France’s Shakespeare arrives in Nairobi after 400 years – Business Daily
Cast members of Moliere, acomedy, mock the Captain (Sam Psenjen) in a theatre rehearsal at Alliance Francaise, in Nairobi on August 23, 2022. PHOTO | MARGARETTA WA GACHERU | NMG
Jean-Baptiste Poquelin was born exactly 400 years ago this year. It took a bit of time before he took up his stage name, Moliere, only to become the leading playwright, actor, and poet the French have ever claimed.
Seen as the French equivalent (or superior) to England’s Shakespeare, Moliere is being celebrated all over France this year, according to the Alliance Francaise (AF) director, Charles Courdent.
Speaking to the Business Daily just as Kenya’s rehearsals began for one of Moliere’s most popular comedies, The Miser or L’Avare, Charles says children from the age of 10 are reading Moliere plays under normal circumstances. But this year especially plays like Tartuffe, The Misanthrope, and L’Avare are being staged from Nice to Paris to Calais.
Yet as much as the French adore Moliere, few Kenyans have ever heard of the playwright. Neither have they ever seen a performance of any of his plays, that is, unless they have taken part in French Schools Drama Festivals which I believe have been happening for many years.
That makes it a big challenge for the Nairobi Performing Arts Studio (NPAS) which was invited to stage The Miser in September to ensure their Moliere is recognised and appreciated just as The British Council supports Shakespeare’s plays around Kenya.
“My first concern was to find a Kenyan actor who could help us adapt the French language [which is, after 400 years, slightly archaic] to language that is relevant to Kenyans,” says Stuart Nash, who accepted Harsita Waters’ request that he take up the challenge.
“He also needed to be more mature [meaning not in his 20’s or even 30’s],” says Stuart who is delighted to have found Sam Psenjen had a bit of time in his busy schedule of filming TV sitcoms and Kenyan films to play the leading role of the Miser.
Stuart was even prepared to adjust the whole cast’s rehearsal schedule to meet Sam’s alterations which at times important were unforeseen. But for Stuart, it was to have Sam on hand since the Miser, General Makasi rarely departs from this multi-scene play which the company transformed into two acts.
“We also injected a bit of sheng, French, English, and American slang,” Stuart adds. And while he is aware that the AF director might wince at some of the ways the cast has revised the text, turning the arcane English (adapted literally from the equally arcane French) into a language that local audiences could hear, Stuart is going with the risk.
“What else can we do? We don’t want to dumb down the language too much but we want it to make some sense,” he adds.
The plot itself is not complicated. Nor is it at all alien to the Kenyan scene where polygamy is still practiced and the conscious public is still trying to fight child marriage.

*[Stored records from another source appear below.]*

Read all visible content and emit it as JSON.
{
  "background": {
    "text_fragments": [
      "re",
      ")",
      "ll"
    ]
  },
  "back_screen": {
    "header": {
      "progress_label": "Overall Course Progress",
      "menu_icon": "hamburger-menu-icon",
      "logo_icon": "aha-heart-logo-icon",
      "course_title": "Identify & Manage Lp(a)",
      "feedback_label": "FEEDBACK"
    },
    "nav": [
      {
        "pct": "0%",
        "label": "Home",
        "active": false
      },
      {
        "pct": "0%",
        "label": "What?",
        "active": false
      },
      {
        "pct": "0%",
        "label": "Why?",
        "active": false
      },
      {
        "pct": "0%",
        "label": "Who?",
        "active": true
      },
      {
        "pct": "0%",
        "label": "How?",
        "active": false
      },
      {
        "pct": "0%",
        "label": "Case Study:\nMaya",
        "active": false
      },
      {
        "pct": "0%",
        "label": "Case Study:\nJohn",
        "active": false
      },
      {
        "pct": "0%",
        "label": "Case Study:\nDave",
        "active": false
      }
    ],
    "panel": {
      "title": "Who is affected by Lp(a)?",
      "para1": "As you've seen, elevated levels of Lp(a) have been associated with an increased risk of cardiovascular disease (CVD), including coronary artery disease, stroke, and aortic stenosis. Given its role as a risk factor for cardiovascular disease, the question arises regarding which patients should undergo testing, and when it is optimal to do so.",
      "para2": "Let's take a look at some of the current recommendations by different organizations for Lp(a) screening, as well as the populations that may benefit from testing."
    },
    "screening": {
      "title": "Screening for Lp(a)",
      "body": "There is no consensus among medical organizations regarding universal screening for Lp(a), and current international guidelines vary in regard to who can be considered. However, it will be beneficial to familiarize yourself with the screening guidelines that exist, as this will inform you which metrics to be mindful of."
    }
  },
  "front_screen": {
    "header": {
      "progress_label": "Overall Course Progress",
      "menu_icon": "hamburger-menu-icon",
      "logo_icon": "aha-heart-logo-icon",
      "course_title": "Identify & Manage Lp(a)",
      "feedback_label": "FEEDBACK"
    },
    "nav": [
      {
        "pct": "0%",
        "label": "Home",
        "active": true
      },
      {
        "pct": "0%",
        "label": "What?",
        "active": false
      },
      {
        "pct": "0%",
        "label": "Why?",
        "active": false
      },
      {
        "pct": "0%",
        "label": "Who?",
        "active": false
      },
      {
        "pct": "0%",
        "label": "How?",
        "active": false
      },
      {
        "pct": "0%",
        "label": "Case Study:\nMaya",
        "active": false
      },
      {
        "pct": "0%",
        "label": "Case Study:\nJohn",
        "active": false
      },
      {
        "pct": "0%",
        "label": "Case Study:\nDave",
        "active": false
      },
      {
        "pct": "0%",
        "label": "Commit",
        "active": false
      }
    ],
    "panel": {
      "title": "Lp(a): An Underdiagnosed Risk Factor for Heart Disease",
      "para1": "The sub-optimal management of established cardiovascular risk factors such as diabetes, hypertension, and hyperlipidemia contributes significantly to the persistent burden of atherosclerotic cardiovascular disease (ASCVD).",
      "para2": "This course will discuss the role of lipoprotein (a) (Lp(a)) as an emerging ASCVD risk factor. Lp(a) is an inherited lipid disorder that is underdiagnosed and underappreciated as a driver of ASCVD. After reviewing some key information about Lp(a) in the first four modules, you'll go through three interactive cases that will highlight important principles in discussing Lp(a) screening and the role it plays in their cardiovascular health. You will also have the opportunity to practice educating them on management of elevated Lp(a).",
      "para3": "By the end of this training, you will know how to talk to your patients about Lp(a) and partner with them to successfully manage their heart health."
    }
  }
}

In The Miser’s case, he wants to marry a youngster, Maryanne, (played by Suzanne Karani) who is actually in love with General Makasi’s (Sam Psenjen) son, Harrison (Amani Mwasera) who also loves the girl.
But there is also a conniving matchmaker, Mademoiselle de Venus (played by Angel Waruinge), a nosy Detective (Dru Muthure), and Ian Mbugua who gives a cameo performance as Bwana Simon to tie up all the loose ends.
At this stage, the NPAS/AF script of The Miser is still being reworked and revised to give it more punchy fun and clarity as to what an autocratic head of state is capable of doing.
What’s so startling about Moliere is that in nearly every one of his plays, he mocks the nouveau riche (new rich and powerful).
He also lampoons those with any sense of superiority, be they a royal, a rich businessman, a church leader, or whomever he perceives to be a hypocrite, which he has a knack for identifying. All of those guys got burned by Moliere in his plays. Yet that never stopped the literary leaders of France from embracing the playwright.
He was attacked in 1664 by the Roman Catholic church for the accusations he made in his satirical play, Tartuffe, which was filled with not-so-subtle slams at the hypocrisy of church elders and the gullibility of the wealthy who fell for the con-man, Tartuffe’s pseudo-piety.
The satire was quickly attacked and censored; then it was banned and burned by the Church which took the power of theatre performance seriously. Tartuffe has ultimately been hailed as a masterpiece, but the Church never forgave the playwright.